Test Drive Your Pumpkin
Drum roll, please. Place a votive candle inside your pumpkin, making sure it is sitting on something very stable. Turn out the lights. Hopefully your candle stays lit. If it doesn’t you will need to increase the air supply to the candle by adding a few more holes to your jack o lantern, or enlarging some of it’s features. You can also add a vent on the back of the lid if necessary. Put Jack in a place of honor—away from all flammables, please and remember to blow out the candle before you go to sleep.
More Carving Tips:
- Cut the top and any large areas with a sharp knife. A dull knife is never a safe knife.
- Serrated metal saws and other safer pumpkin carving tools are made for the job and are widely available. Consider using them.
- Carve away from yourself and make sure your kids’ curious eyes are not too close. Young children should only carve under adult supervision.
- Never hold the knife in a stabbing position.
- When carving, keep a portion of the knife blade in the pumpkin and use slow, steady saw strokes.
- Use an X-Acto knife for details and the top of a potato peeler to make small circles and curves.

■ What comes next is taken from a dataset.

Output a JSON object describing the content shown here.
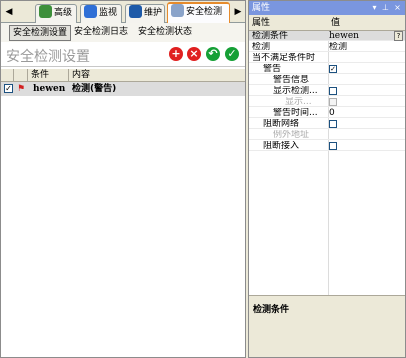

- Consider letting very small children paint their pumpkins with tempera paints, or perhaps even decorating them with stickers or markers.
Keeping Your Pumpkin Fresh
You’ve worked hard on your Jack-o-Lantern and of course you are going to want it to last as long as possible. Unfortunately, as soon as Jack was created (cut), he began to deteriorate. There are a couple of things you can do to help your Jack-o-Lantern last longer. There are commercially available anti-browning solutions that are made specifically for fruits and vegetables. You can pick this up at your local supermarket, or you can try our recipe for a homemade version that is quick and easy to make!
- 2 T. Vinegar
- 1 t. lemon juice
- 1 qt. water
Mix these ingredients together in a bowl. Brush the mixture over the carved surfaces of your pumpkin, which will help your special Jack-o-Lantern last a bit longer!